The first consideration when deciding where to put your seat is what is you going to use it for? Are you looking for a shady place to read a book, some where to sunbath or a dinning area? By now you should be getting to know your garden and the shade changes during the day and the year. Take a chair into the garden – any one will do – and try sitting in some likely spots. The world looks different when you drop your line of sight by 2 feet. Does it still feel like a good place to sit? Are you over looked (or overlooking)? Can you till see the view you were hoping to admire? Lots of questions I know but it’s easy to modify your ideas at this stage.

Once a suitable place has been found; the next things to consider are what style of seat and what you are you going to stand it on. The actual choice of style is largely a personal choice and most styles can look perfectly good in most settings; either by complementing or contrasting with its surroundings.  The range of different seats is vast but a few pointers are worth considering.

Garden bench built from railway sleepers

Garden bench built from railway sleepers

  • You get what you pay for. The better made the seat the more expensive it is going to be.
  • Hardwood is more durable but of course costs more.
  • Both wood and metal seats both need regular painting to maintain them.
  • Seats don’t have to be bought. Some very effective seats are homemade.
  • Garden seats can soon become hard and uncomfortable so do you need cushions?
  • Single seats never look very inviting in the garden; so generally stick to benches or use groups of two or more single seats.
  • A garden seat does can be made from all sorts of different materials.
  • A seat doesn’t need to be a conventional chair or bench – be imaginative!

    Sculptured garden bench at the Hillier Gardens

    Sculptured garden bench at the Hillier Gardens

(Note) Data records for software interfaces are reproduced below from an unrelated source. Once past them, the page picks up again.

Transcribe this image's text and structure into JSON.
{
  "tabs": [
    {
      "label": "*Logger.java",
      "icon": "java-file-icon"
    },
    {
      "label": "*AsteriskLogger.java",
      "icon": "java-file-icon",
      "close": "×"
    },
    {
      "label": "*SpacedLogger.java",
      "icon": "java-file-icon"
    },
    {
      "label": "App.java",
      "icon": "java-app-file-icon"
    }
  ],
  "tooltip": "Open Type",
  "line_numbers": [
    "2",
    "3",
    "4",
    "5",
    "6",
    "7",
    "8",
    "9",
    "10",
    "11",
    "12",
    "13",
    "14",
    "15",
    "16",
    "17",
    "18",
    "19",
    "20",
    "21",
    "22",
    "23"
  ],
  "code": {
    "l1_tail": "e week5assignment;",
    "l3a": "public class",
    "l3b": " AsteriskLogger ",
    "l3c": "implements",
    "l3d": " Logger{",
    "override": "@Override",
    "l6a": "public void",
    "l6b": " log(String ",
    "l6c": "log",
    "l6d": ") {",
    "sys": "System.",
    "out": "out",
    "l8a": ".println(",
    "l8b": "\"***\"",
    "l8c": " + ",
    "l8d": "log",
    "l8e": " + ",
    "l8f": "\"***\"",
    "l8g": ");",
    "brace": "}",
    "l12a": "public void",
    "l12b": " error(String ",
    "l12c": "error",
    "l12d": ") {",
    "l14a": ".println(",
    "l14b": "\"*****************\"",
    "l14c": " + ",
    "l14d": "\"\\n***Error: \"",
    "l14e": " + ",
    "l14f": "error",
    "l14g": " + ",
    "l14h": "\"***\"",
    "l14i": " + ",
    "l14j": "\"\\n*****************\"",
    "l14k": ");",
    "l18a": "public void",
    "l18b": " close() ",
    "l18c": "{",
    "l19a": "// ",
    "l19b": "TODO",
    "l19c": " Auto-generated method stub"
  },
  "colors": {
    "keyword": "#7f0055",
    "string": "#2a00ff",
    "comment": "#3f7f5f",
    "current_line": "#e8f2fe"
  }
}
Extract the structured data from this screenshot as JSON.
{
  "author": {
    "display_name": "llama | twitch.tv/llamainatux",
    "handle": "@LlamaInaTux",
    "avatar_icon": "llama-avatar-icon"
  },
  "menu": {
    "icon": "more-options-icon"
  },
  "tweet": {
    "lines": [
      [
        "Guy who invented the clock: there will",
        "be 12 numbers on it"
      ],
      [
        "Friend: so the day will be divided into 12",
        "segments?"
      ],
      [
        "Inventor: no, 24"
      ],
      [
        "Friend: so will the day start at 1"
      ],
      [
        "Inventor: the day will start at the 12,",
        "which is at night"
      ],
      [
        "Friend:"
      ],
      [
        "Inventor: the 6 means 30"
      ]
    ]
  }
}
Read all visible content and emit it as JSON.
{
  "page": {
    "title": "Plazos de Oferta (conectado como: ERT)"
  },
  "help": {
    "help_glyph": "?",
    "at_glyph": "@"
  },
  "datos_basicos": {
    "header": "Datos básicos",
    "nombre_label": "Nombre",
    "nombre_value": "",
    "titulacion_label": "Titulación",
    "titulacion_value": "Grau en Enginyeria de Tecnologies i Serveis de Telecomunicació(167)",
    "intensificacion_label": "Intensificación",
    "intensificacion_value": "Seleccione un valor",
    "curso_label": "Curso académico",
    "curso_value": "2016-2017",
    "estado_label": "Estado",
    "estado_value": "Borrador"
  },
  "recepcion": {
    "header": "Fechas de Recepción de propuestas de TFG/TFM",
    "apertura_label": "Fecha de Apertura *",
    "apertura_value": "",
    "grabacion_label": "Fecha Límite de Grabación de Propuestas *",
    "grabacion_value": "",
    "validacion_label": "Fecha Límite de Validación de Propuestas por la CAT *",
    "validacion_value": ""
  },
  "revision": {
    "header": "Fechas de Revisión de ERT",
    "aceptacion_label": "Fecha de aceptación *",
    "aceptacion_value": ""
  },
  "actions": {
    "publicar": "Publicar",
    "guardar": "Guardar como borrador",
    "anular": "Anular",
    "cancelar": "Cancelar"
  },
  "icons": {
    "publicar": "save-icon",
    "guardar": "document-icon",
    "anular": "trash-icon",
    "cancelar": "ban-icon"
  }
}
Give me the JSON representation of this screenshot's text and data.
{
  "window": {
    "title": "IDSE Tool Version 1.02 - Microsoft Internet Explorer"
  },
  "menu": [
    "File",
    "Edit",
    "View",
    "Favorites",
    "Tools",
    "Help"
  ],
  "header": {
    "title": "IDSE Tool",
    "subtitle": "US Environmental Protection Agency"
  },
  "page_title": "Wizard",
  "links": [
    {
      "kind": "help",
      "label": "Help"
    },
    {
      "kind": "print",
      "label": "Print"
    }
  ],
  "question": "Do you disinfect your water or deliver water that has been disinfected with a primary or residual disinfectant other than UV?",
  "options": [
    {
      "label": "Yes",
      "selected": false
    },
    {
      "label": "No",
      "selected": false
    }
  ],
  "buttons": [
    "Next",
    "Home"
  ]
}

When it comes to what you stand the seat on the choice is simpler. You can stand it one the soil or lawn; but the legs will tend to sink into the ground, and not evenly, so you will have to keep repositioning it. Also constant contact with the damp soil is likely to encourage rotting or rusting of the base of the legs. Bark has similar problems unless it is laid over a firm base, if just a porous membrane is laid under the bark the seat legs will tend to puncture it. Gravel has similar problems to bark and it also needs an edging to stop the gravel spreading about. That aside both can make a good base for a seat that is not being moved around as it is in use. The last choice is paving in its various forms and this is the most expensive. If the seating is going to be around a table, with chairs moving about as people sit and get up from the table, then a smooth solid surface is the only practical choice.